> _SUPPLIED INFORMATION_
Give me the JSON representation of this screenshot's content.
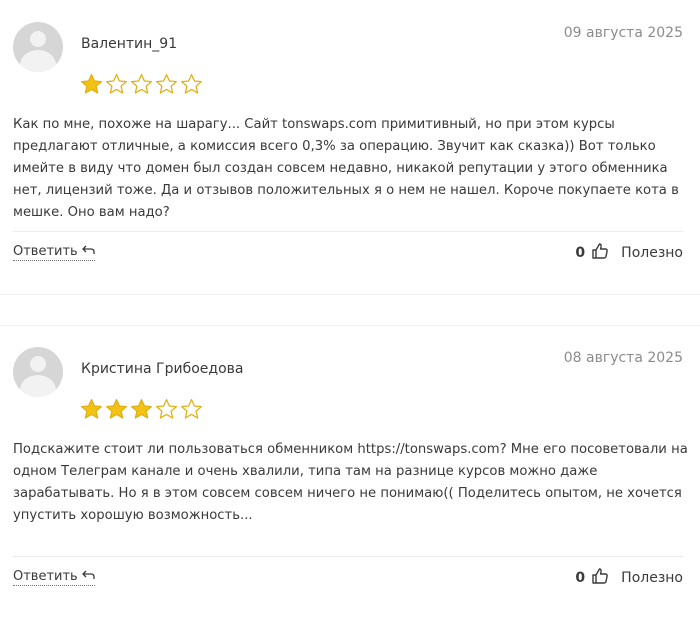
{
  "reviews": [
    {
      "author": "Валентин_91",
      "date": "09 августа 2025",
      "rating": 1,
      "max_rating": 5,
      "text": "Как по мне, похоже на шарагу... Сайт tonswaps.com примитивный, но при этом курсы предлагают отличные, а комиссия всего 0,3% за операцию. Звучит как сказка)) Вот только имейте в виду что домен был создан совсем недавно, никакой репутации у этого обменника нет, лицензий тоже. Да и отзывов положительных я о нем не нашел. Короче покупаете кота в мешке. Оно вам надо?",
      "reply_label": "Ответить",
      "helpful_count": "0",
      "helpful_label": "Полезно"
    },
    {
      "author": "Кристина Грибоедова",
      "date": "08 августа 2025",
      "rating": 3,
      "max_rating": 5,
      "text": "Подскажите стоит ли пользоваться обменником https://tonswaps.com? Мне его посоветовали на одном Телеграм канале и очень хвалили, типа там на разнице курсов можно даже зарабатывать. Но я в этом совсем совсем ничего не понимаю(( Поделитесь опытом, не хочется упустить хорошую возможность...",
      "reply_label": "Ответить",
      "helpful_count": "0",
      "helpful_label": "Полезно"
    }
  ],
  "icons": {
    "star_filled": "star-filled-icon",
    "star_empty": "star-empty-icon",
    "reply": "reply-arrow-icon",
    "thumb": "thumbs-up-icon"
  },
  "colors": {
    "star_fill": "#f2c314",
    "star_outline": "#e0b010",
    "text": "#3a3a3a",
    "date": "#8c8c8c"
  }
}
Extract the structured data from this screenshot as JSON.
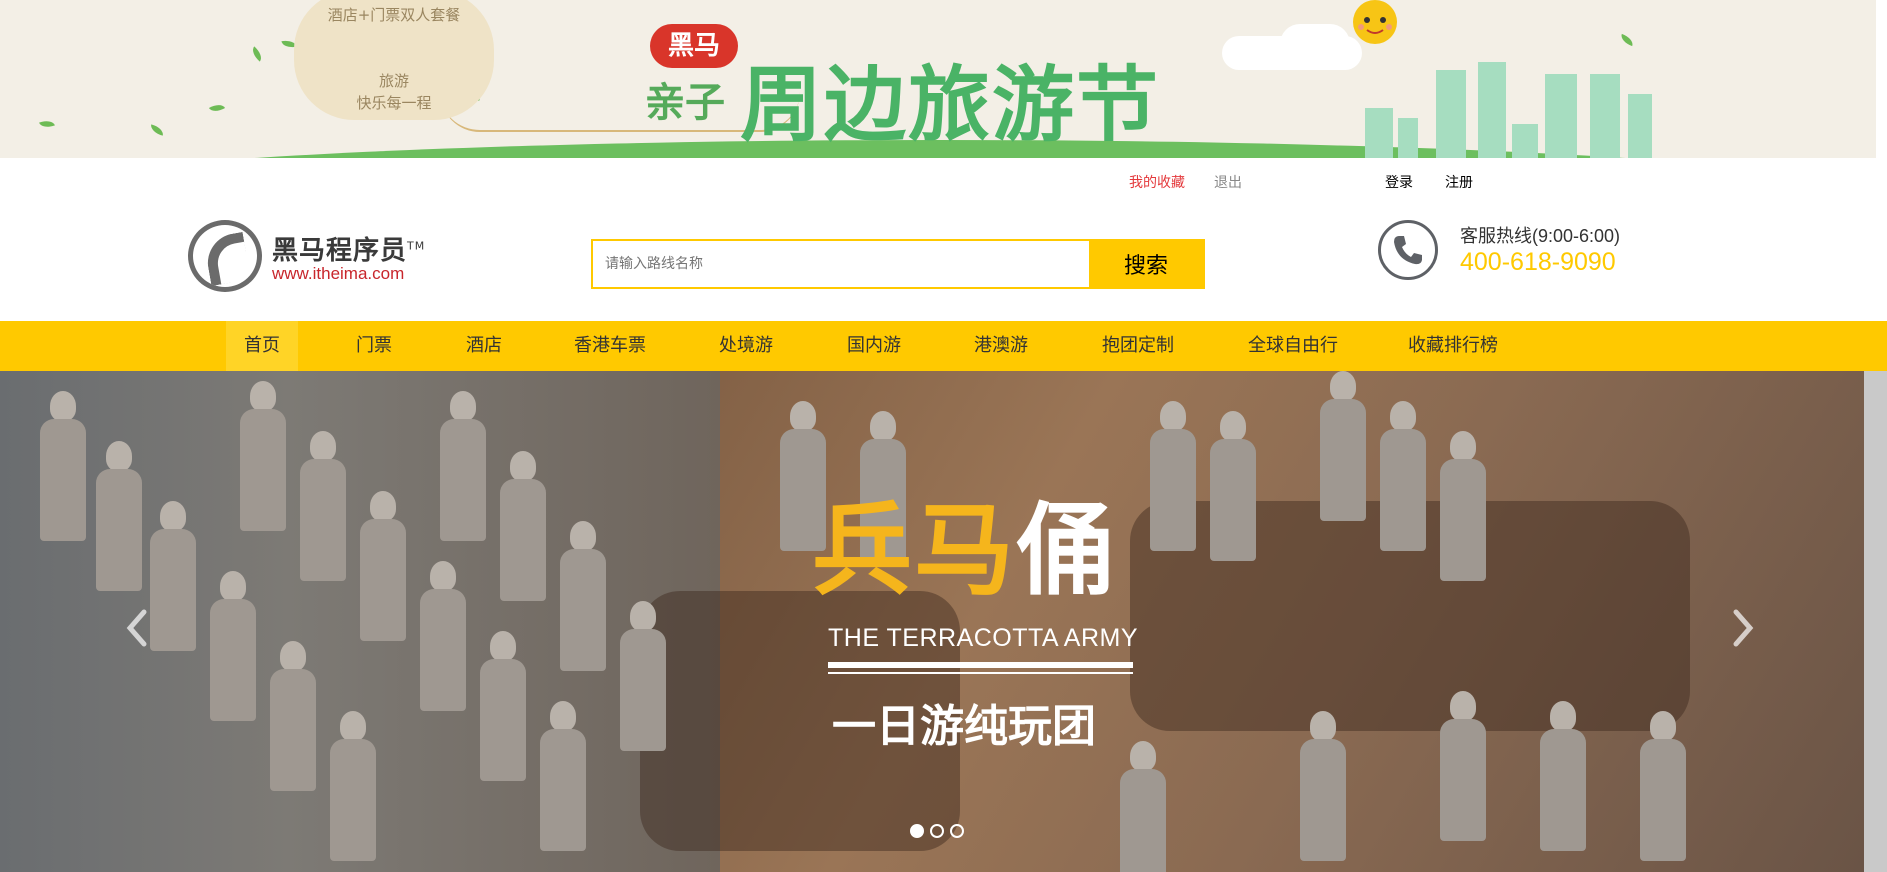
{
  "top_banner": {
    "promo_line1": "酒店+门票双人套餐",
    "promo_line2": "旅游",
    "promo_line3": "快乐每一程",
    "brand_badge": "黑马",
    "sub_title": "亲子",
    "main_title": "周边旅游节"
  },
  "top_links": {
    "favorites": "我的收藏",
    "logout": "退出",
    "login": "登录",
    "register": "注册"
  },
  "logo": {
    "name": "黑马程序员",
    "tm": "TM",
    "url": "www.itheima.com"
  },
  "search": {
    "placeholder": "请输入路线名称",
    "button": "搜索"
  },
  "hotline": {
    "label": "客服热线(9:00-6:00)",
    "number": "400-618-9090"
  },
  "nav": {
    "items": [
      {
        "label": "首页"
      },
      {
        "label": "门票"
      },
      {
        "label": "酒店"
      },
      {
        "label": "香港车票"
      },
      {
        "label": "处境游"
      },
      {
        "label": "国内游"
      },
      {
        "label": "港澳游"
      },
      {
        "label": "抱团定制"
      },
      {
        "label": "全球自由行"
      },
      {
        "label": "收藏排行榜"
      }
    ],
    "active_index": 0
  },
  "carousel": {
    "title_gold": "兵马",
    "title_white": "俑",
    "subtitle": "THE TERRACOTTA ARMY",
    "tagline": "一日游纯玩团",
    "slide_count": 3,
    "active_slide": 0
  },
  "colors": {
    "accent": "#ffc900",
    "favorites_link": "#e4393c",
    "hotline_number": "#ffc900",
    "title_gold": "#f5b51c"
  },
  "icons": {
    "phone": "phone-icon",
    "prev": "chevron-left-icon",
    "next": "chevron-right-icon"
  }
}
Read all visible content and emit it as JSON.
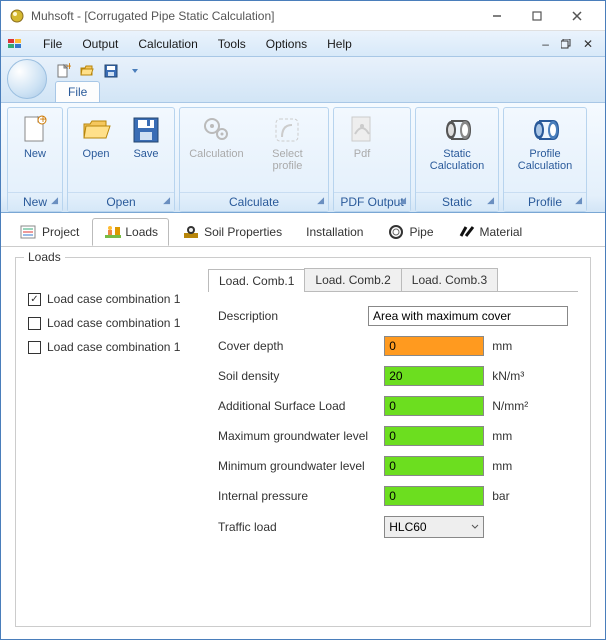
{
  "window": {
    "title": "Muhsoft - [Corrugated Pipe Static Calculation]"
  },
  "menu": {
    "file": "File",
    "output": "Output",
    "calculation": "Calculation",
    "tools": "Tools",
    "options": "Options",
    "help": "Help"
  },
  "quick": {
    "file_tab": "File"
  },
  "ribbon": {
    "new": {
      "label": "New",
      "group": "New"
    },
    "open": {
      "label": "Open"
    },
    "save": {
      "label": "Save",
      "group": "Open"
    },
    "calc": {
      "label": "Calculation"
    },
    "selprof": {
      "label": "Select profile",
      "group": "Calculate"
    },
    "pdf": {
      "label": "Pdf",
      "group": "PDF Output"
    },
    "static": {
      "label": "Static Calculation",
      "group": "Static"
    },
    "profile": {
      "label": "Profile Calculation",
      "group": "Profile"
    }
  },
  "maintabs": {
    "project": "Project",
    "loads": "Loads",
    "soil": "Soil Properties",
    "install": "Installation",
    "pipe": "Pipe",
    "material": "Material"
  },
  "loads": {
    "legend": "Loads",
    "chk1": "Load case combination 1",
    "chk2": "Load case combination 1",
    "chk3": "Load case combination 1",
    "subtabs": {
      "c1": "Load. Comb.1",
      "c2": "Load. Comb.2",
      "c3": "Load. Comb.3"
    },
    "fields": {
      "description": {
        "label": "Description",
        "value": "Area with maximum cover"
      },
      "cover": {
        "label": "Cover depth",
        "value": "0",
        "unit": "mm"
      },
      "density": {
        "label": "Soil density",
        "value": "20",
        "unit": "kN/m³"
      },
      "surface": {
        "label": "Additional Surface Load",
        "value": "0",
        "unit": "N/mm²"
      },
      "maxgw": {
        "label": "Maximum groundwater level",
        "value": "0",
        "unit": "mm"
      },
      "mingw": {
        "label": "Minimum groundwater level",
        "value": "0",
        "unit": "mm"
      },
      "pressure": {
        "label": "Internal pressure",
        "value": "0",
        "unit": "bar"
      },
      "traffic": {
        "label": "Traffic load",
        "value": "HLC60"
      }
    }
  }
}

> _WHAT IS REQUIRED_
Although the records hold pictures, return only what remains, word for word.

> _PROBLEM SOLUTION_
Give me the JSON representation of this screenshot's content.
{
  "reviews": [
    {
      "author": "Валентин_91",
      "date": "09 августа 2025",
      "rating": 1,
      "max_rating": 5,
      "text": "Как по мне, похоже на шарагу... Сайт tonswaps.com примитивный, но при этом курсы предлагают отличные, а комиссия всего 0,3% за операцию. Звучит как сказка)) Вот только имейте в виду что домен был создан совсем недавно, никакой репутации у этого обменника нет, лицензий тоже. Да и отзывов положительных я о нем не нашел. Короче покупаете кота в мешке. Оно вам надо?",
      "reply_label": "Ответить",
      "helpful_count": "0",
      "helpful_label": "Полезно"
    },
    {
      "author": "Кристина Грибоедова",
      "date": "08 августа 2025",
      "rating": 3,
      "max_rating": 5,
      "text": "Подскажите стоит ли пользоваться обменником https://tonswaps.com? Мне его посоветовали на одном Телеграм канале и очень хвалили, типа там на разнице курсов можно даже зарабатывать. Но я в этом совсем совсем ничего не понимаю(( Поделитесь опытом, не хочется упустить хорошую возможность...",
      "reply_label": "Ответить",
      "helpful_count": "0",
      "helpful_label": "Полезно"
    }
  ],
  "icons": {
    "star_filled": "star-filled-icon",
    "star_empty": "star-empty-icon",
    "reply": "reply-arrow-icon",
    "thumb": "thumbs-up-icon"
  },
  "colors": {
    "star_fill": "#f2c314",
    "star_outline": "#e0b010",
    "text": "#3a3a3a",
    "date": "#8c8c8c"
  }
}
Extract the structured data from this screenshot as JSON.
{
  "top_banner": {
    "promo_line1": "酒店+门票双人套餐",
    "promo_line2": "旅游",
    "promo_line3": "快乐每一程",
    "brand_badge": "黑马",
    "sub_title": "亲子",
    "main_title": "周边旅游节"
  },
  "top_links": {
    "favorites": "我的收藏",
    "logout": "退出",
    "login": "登录",
    "register": "注册"
  },
  "logo": {
    "name": "黑马程序员",
    "tm": "TM",
    "url": "www.itheima.com"
  },
  "search": {
    "placeholder": "请输入路线名称",
    "button": "搜索"
  },
  "hotline": {
    "label": "客服热线(9:00-6:00)",
    "number": "400-618-9090"
  },
  "nav": {
    "items": [
      {
        "label": "首页"
      },
      {
        "label": "门票"
      },
      {
        "label": "酒店"
      },
      {
        "label": "香港车票"
      },
      {
        "label": "处境游"
      },
      {
        "label": "国内游"
      },
      {
        "label": "港澳游"
      },
      {
        "label": "抱团定制"
      },
      {
        "label": "全球自由行"
      },
      {
        "label": "收藏排行榜"
      }
    ],
    "active_index": 0
  },
  "carousel": {
    "title_gold": "兵马",
    "title_white": "俑",
    "subtitle": "THE TERRACOTTA ARMY",
    "tagline": "一日游纯玩团",
    "slide_count": 3,
    "active_slide": 0
  },
  "colors": {
    "accent": "#ffc900",
    "favorites_link": "#e4393c",
    "hotline_number": "#ffc900",
    "title_gold": "#f5b51c"
  },
  "icons": {
    "phone": "phone-icon",
    "prev": "chevron-left-icon",
    "next": "chevron-right-icon"
  }
}
Read all visible content and emit it as JSON.
{
  "window": {
    "title": "Muhsoft - [Corrugated Pipe Static Calculation]"
  },
  "menu": {
    "file": "File",
    "output": "Output",
    "calculation": "Calculation",
    "tools": "Tools",
    "options": "Options",
    "help": "Help"
  },
  "quick": {
    "file_tab": "File"
  },
  "ribbon": {
    "new": {
      "label": "New",
      "group": "New"
    },
    "open": {
      "label": "Open"
    },
    "save": {
      "label": "Save",
      "group": "Open"
    },
    "calc": {
      "label": "Calculation"
    },
    "selprof": {
      "label": "Select profile",
      "group": "Calculate"
    },
    "pdf": {
      "label": "Pdf",
      "group": "PDF Output"
    },
    "static": {
      "label": "Static Calculation",
      "group": "Static"
    },
    "profile": {
      "label": "Profile Calculation",
      "group": "Profile"
    }
  },
  "maintabs": {
    "project": "Project",
    "loads": "Loads",
    "soil": "Soil Properties",
    "install": "Installation",
    "pipe": "Pipe",
    "material": "Material"
  },
  "loads": {
    "legend": "Loads",
    "chk1": "Load case combination 1",
    "chk2": "Load case combination 1",
    "chk3": "Load case combination 1",
    "subtabs": {
      "c1": "Load. Comb.1",
      "c2": "Load. Comb.2",
      "c3": "Load. Comb.3"
    },
    "fields": {
      "description": {
        "label": "Description",
        "value": "Area with maximum cover"
      },
      "cover": {
        "label": "Cover depth",
        "value": "0",
        "unit": "mm"
      },
      "density": {
        "label": "Soil density",
        "value": "20",
        "unit": "kN/m³"
      },
      "surface": {
        "label": "Additional Surface Load",
        "value": "0",
        "unit": "N/mm²"
      },
      "maxgw": {
        "label": "Maximum groundwater level",
        "value": "0",
        "unit": "mm"
      },
      "mingw": {
        "label": "Minimum groundwater level",
        "value": "0",
        "unit": "mm"
      },
      "pressure": {
        "label": "Internal pressure",
        "value": "0",
        "unit": "bar"
      },
      "traffic": {
        "label": "Traffic load",
        "value": "HLC60"
      }
    }
  }
}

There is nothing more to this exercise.